GIVEN RECORDS:
· · · · ·
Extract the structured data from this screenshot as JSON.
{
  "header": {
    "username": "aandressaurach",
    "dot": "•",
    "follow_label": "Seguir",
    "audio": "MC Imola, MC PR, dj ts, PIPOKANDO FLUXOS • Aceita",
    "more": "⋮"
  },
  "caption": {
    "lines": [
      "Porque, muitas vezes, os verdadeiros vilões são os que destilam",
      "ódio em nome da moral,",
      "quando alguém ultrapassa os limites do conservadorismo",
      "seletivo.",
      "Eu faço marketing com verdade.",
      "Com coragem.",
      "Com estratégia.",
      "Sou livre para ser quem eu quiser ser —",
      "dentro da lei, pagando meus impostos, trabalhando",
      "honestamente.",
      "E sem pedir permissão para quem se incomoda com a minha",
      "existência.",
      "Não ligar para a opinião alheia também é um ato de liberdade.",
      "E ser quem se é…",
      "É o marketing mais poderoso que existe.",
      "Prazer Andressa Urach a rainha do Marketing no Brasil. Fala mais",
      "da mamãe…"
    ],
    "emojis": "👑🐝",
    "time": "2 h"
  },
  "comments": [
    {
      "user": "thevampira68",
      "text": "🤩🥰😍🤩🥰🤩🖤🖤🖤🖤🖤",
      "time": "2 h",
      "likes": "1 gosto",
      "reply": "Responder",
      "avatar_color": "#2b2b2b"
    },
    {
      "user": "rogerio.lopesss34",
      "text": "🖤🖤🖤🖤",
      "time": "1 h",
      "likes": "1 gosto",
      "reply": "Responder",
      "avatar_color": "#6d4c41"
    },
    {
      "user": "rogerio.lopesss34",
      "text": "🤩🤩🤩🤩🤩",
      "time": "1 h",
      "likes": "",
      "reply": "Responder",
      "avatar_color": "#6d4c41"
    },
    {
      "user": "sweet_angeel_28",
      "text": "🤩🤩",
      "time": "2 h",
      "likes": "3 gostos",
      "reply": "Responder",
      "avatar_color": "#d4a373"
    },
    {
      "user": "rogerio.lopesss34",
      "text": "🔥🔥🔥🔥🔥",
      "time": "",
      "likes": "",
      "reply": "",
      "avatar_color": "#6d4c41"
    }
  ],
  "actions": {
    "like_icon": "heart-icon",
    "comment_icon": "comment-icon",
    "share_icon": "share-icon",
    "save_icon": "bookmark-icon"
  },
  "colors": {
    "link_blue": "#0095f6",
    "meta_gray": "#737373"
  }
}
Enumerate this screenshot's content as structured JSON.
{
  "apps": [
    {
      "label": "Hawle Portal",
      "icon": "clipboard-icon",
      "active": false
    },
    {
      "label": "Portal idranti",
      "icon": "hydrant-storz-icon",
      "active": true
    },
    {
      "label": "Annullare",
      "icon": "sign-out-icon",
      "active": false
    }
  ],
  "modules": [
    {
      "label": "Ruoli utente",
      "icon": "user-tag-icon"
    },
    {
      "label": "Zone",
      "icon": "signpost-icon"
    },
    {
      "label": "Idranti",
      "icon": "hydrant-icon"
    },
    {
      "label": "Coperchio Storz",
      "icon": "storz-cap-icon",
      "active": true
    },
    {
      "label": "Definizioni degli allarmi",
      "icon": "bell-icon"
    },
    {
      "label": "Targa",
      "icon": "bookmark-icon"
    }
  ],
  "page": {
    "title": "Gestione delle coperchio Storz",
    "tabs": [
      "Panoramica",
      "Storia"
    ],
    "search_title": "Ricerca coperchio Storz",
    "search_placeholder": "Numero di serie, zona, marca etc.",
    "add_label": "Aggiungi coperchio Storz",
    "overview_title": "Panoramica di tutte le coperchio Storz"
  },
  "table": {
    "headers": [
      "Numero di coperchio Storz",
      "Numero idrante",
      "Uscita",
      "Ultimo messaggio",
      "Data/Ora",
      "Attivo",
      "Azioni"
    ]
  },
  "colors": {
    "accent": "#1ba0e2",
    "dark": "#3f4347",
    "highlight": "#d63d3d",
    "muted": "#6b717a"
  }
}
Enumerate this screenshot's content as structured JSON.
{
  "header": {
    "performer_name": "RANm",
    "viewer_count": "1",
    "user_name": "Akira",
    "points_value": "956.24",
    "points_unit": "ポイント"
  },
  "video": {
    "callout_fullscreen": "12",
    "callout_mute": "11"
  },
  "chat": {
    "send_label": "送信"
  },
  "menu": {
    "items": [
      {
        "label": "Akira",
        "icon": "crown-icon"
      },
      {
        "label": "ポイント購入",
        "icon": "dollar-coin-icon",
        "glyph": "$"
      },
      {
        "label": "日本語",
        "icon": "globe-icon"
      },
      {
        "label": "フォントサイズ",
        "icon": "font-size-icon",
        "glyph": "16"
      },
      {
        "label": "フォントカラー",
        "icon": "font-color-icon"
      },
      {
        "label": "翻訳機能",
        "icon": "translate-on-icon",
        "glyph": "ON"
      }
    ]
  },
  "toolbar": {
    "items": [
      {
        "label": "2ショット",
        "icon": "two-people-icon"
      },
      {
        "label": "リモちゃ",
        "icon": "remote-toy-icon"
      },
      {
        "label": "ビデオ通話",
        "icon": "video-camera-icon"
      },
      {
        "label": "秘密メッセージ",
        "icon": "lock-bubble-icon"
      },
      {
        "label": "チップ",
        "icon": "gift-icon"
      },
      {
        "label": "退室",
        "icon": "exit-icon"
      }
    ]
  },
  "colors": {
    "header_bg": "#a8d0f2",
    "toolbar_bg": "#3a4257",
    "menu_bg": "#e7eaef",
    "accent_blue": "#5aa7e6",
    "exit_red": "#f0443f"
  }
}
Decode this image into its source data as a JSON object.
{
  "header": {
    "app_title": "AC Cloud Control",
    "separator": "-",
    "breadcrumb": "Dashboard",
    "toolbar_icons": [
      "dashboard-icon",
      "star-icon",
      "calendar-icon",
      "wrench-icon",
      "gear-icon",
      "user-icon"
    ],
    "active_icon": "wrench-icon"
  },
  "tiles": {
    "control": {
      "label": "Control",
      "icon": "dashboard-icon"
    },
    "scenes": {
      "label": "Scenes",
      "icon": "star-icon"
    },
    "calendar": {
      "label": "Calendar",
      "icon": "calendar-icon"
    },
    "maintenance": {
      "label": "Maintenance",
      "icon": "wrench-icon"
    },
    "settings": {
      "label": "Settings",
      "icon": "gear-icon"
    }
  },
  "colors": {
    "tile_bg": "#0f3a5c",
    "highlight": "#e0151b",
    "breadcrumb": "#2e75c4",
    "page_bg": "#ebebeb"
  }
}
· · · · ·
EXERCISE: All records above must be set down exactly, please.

ANSWER SPACE:
Extract the structured data from this screenshot as JSON.
{
  "header": {
    "username": "aandressaurach",
    "dot": "•",
    "follow_label": "Seguir",
    "audio": "MC Imola, MC PR, dj ts, PIPOKANDO FLUXOS • Aceita",
    "more": "⋮"
  },
  "caption": {
    "lines": [
      "Porque, muitas vezes, os verdadeiros vilões são os que destilam",
      "ódio em nome da moral,",
      "quando alguém ultrapassa os limites do conservadorismo",
      "seletivo.",
      "Eu faço marketing com verdade.",
      "Com coragem.",
      "Com estratégia.",
      "Sou livre para ser quem eu quiser ser —",
      "dentro da lei, pagando meus impostos, trabalhando",
      "honestamente.",
      "E sem pedir permissão para quem se incomoda com a minha",
      "existência.",
      "Não ligar para a opinião alheia também é um ato de liberdade.",
      "E ser quem se é…",
      "É o marketing mais poderoso que existe.",
      "Prazer Andressa Urach a rainha do Marketing no Brasil. Fala mais",
      "da mamãe…"
    ],
    "emojis": "👑🐝",
    "time": "2 h"
  },
  "comments": [
    {
      "user": "thevampira68",
      "text": "🤩🥰😍🤩🥰🤩🖤🖤🖤🖤🖤",
      "time": "2 h",
      "likes": "1 gosto",
      "reply": "Responder",
      "avatar_color": "#2b2b2b"
    },
    {
      "user": "rogerio.lopesss34",
      "text": "🖤🖤🖤🖤",
      "time": "1 h",
      "likes": "1 gosto",
      "reply": "Responder",
      "avatar_color": "#6d4c41"
    },
    {
      "user": "rogerio.lopesss34",
      "text": "🤩🤩🤩🤩🤩",
      "time": "1 h",
      "likes": "",
      "reply": "Responder",
      "avatar_color": "#6d4c41"
    },
    {
      "user": "sweet_angeel_28",
      "text": "🤩🤩",
      "time": "2 h",
      "likes": "3 gostos",
      "reply": "Responder",
      "avatar_color": "#d4a373"
    },
    {
      "user": "rogerio.lopesss34",
      "text": "🔥🔥🔥🔥🔥",
      "time": "",
      "likes": "",
      "reply": "",
      "avatar_color": "#6d4c41"
    }
  ],
  "actions": {
    "like_icon": "heart-icon",
    "comment_icon": "comment-icon",
    "share_icon": "share-icon",
    "save_icon": "bookmark-icon"
  },
  "colors": {
    "link_blue": "#0095f6",
    "meta_gray": "#737373"
  }
}
Enumerate this screenshot's content as structured JSON.
{
  "apps": [
    {
      "label": "Hawle Portal",
      "icon": "clipboard-icon",
      "active": false
    },
    {
      "label": "Portal idranti",
      "icon": "hydrant-storz-icon",
      "active": true
    },
    {
      "label": "Annullare",
      "icon": "sign-out-icon",
      "active": false
    }
  ],
  "modules": [
    {
      "label": "Ruoli utente",
      "icon": "user-tag-icon"
    },
    {
      "label": "Zone",
      "icon": "signpost-icon"
    },
    {
      "label": "Idranti",
      "icon": "hydrant-icon"
    },
    {
      "label": "Coperchio Storz",
      "icon": "storz-cap-icon",
      "active": true
    },
    {
      "label": "Definizioni degli allarmi",
      "icon": "bell-icon"
    },
    {
      "label": "Targa",
      "icon": "bookmark-icon"
    }
  ],
  "page": {
    "title": "Gestione delle coperchio Storz",
    "tabs": [
      "Panoramica",
      "Storia"
    ],
    "search_title": "Ricerca coperchio Storz",
    "search_placeholder": "Numero di serie, zona, marca etc.",
    "add_label": "Aggiungi coperchio Storz",
    "overview_title": "Panoramica di tutte le coperchio Storz"
  },
  "table": {
    "headers": [
      "Numero di coperchio Storz",
      "Numero idrante",
      "Uscita",
      "Ultimo messaggio",
      "Data/Ora",
      "Attivo",
      "Azioni"
    ]
  },
  "colors": {
    "accent": "#1ba0e2",
    "dark": "#3f4347",
    "highlight": "#d63d3d",
    "muted": "#6b717a"
  }
}
Enumerate this screenshot's content as structured JSON.
{
  "header": {
    "performer_name": "RANm",
    "viewer_count": "1",
    "user_name": "Akira",
    "points_value": "956.24",
    "points_unit": "ポイント"
  },
  "video": {
    "callout_fullscreen": "12",
    "callout_mute": "11"
  },
  "chat": {
    "send_label": "送信"
  },
  "menu": {
    "items": [
      {
        "label": "Akira",
        "icon": "crown-icon"
      },
      {
        "label": "ポイント購入",
        "icon": "dollar-coin-icon",
        "glyph": "$"
      },
      {
        "label": "日本語",
        "icon": "globe-icon"
      },
      {
        "label": "フォントサイズ",
        "icon": "font-size-icon",
        "glyph": "16"
      },
      {
        "label": "フォントカラー",
        "icon": "font-color-icon"
      },
      {
        "label": "翻訳機能",
        "icon": "translate-on-icon",
        "glyph": "ON"
      }
    ]
  },
  "toolbar": {
    "items": [
      {
        "label": "2ショット",
        "icon": "two-people-icon"
      },
      {
        "label": "リモちゃ",
        "icon": "remote-toy-icon"
      },
      {
        "label": "ビデオ通話",
        "icon": "video-camera-icon"
      },
      {
        "label": "秘密メッセージ",
        "icon": "lock-bubble-icon"
      },
      {
        "label": "チップ",
        "icon": "gift-icon"
      },
      {
        "label": "退室",
        "icon": "exit-icon"
      }
    ]
  },
  "colors": {
    "header_bg": "#a8d0f2",
    "toolbar_bg": "#3a4257",
    "menu_bg": "#e7eaef",
    "accent_blue": "#5aa7e6",
    "exit_red": "#f0443f"
  }
}
Decode this image into its source data as a JSON object.
{
  "header": {
    "app_title": "AC Cloud Control",
    "separator": "-",
    "breadcrumb": "Dashboard",
    "toolbar_icons": [
      "dashboard-icon",
      "star-icon",
      "calendar-icon",
      "wrench-icon",
      "gear-icon",
      "user-icon"
    ],
    "active_icon": "wrench-icon"
  },
  "tiles": {
    "control": {
      "label": "Control",
      "icon": "dashboard-icon"
    },
    "scenes": {
      "label": "Scenes",
      "icon": "star-icon"
    },
    "calendar": {
      "label": "Calendar",
      "icon": "calendar-icon"
    },
    "maintenance": {
      "label": "Maintenance",
      "icon": "wrench-icon"
    },
    "settings": {
      "label": "Settings",
      "icon": "gear-icon"
    }
  },
  "colors": {
    "tile_bg": "#0f3a5c",
    "highlight": "#e0151b",
    "breadcrumb": "#2e75c4",
    "page_bg": "#ebebeb"
  }
}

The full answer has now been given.